secondary schools to enable them to attend schools that are further
away. But, in general, states do not have enough funds to put money
into secondary schooling.

Further, a major lacuna has emerged in education in India as a
consequence of resources being directed towards a social agenda. This
is that there are very few initiatives to promote merit. A few rare
initiatives like "gaon ki beti" by the Madhya Pradesh State Government
reward excellence - but this barely gives one scholarhip to one bright
girl student in a village. Today India has some of the best higher
education institutions in the world like the IITs, but the quality of
education for the average child in India is extremely low.

In this context, how can the new money for secondary education be best
spent? The traditional approach is that the government open a large
number of secondary schools. The difficulties and costs of this
strategy can be gauged by the experience the government has had with
running primary schools. Getting good secondary school teachers to
work in rural schools will be a big task. Getting teachers to be
present in school will be another job and getting them to teach, when
they face no threat of dismissal or pay cut, equally onerous. The
traditional approach has failed to provide quality education in
elementary schools.

The other option is to facilitate the best students to study in nearby
secondary schools by offering them scholarships which can support
expenditures on fees, books, living expenses, etc. A scholarship of
just Rs.300 per month suffices. Scholarships can be allocated to
states based on the population. So UP will have more scholarships than
Goa. Students enrolled in Class IX in any school, public or private,
should be chosen by the state government on the basis of merit,
through a standardised scholarship examination administered at Class
VIII. The money should be given directly to the student or the mother
through a money order or a transfer to a bank account. It should be
given to them for a period of 4 years - Class IX to Class XII,
requiring that the child is promoted to the next class.

The arithmetic works out so that Rs.2000 crore pays for 5.5 million
scholarships. This number is big enough to generate a supply response
from schools in the private sector. More sections will be added to
higher classes. More private middle schools will add higher classes to
secondary schools. More secondary schools will be opened. The quality
of the schools will improve as better students will be able to afford
education. If the allocation is raised to 50 percent of the cess
starting 2007-08 for the duration of the 11 Plan, then by the end of
the Eleventh Plan period there should be considerably widened capacity
for secondary schooling in India.

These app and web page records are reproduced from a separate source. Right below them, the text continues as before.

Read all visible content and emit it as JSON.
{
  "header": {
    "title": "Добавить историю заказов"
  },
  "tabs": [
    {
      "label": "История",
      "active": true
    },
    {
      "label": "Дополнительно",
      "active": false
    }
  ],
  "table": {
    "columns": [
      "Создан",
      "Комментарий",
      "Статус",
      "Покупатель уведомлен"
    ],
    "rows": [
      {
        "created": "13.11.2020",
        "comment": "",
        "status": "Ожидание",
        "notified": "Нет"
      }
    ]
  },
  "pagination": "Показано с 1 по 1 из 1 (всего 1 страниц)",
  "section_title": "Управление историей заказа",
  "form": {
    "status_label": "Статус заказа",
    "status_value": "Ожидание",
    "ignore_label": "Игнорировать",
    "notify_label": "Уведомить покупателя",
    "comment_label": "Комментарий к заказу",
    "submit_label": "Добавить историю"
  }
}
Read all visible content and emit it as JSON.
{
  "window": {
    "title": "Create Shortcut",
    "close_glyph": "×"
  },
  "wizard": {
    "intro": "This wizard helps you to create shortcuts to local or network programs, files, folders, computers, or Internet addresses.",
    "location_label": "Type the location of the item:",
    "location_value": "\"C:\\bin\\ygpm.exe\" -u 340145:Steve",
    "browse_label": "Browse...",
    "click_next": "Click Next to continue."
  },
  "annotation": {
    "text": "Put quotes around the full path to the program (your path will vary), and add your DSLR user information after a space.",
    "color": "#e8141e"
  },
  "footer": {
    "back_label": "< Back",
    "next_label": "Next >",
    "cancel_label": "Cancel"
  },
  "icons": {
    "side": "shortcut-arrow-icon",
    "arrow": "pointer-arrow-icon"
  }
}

At present, the central and state governments together spend
approximately Rs 3000 per student through the public education
system. The scholarship is nearly the same amount, but instead of
getting lost in the bottomless pit of the government system where
there is no evaluation or accountability, it puts the money directly
into the hands of the parent who can choose which school the child
will attend.

But won't the already privileged students, who any way do better at
school, get all the scholarships? First, let us remember, the poor
students are much more motivated to get the scholarships, and would
thus try harder for the examination. The scholarship gives them a
chance to go to upper grades, something which they cannot otherwise
do. Second, even among the children who are not poor, a merit based
scholarship comes with prestige and will incentivise them to work
harder.

When every village child (and parent) knows that such a scholarship is
available for more education provided there is merit, the performance
in elementary school will also improve. Allocating money to secondary
schooling in this manner can, therefore, not only provide secondary
education, it can push elementary education beyond merely enrolment
and towards better outcomes. Encouraging bright and hard working
students to go for higher education will have mutlitple benefits. As a
country and a growing economy with a fast expanding service sector,
India needs a large well educated labour force. The money will be well
spent even from a purely commercial point of view as it will increase
human capital and give higher GDP growth.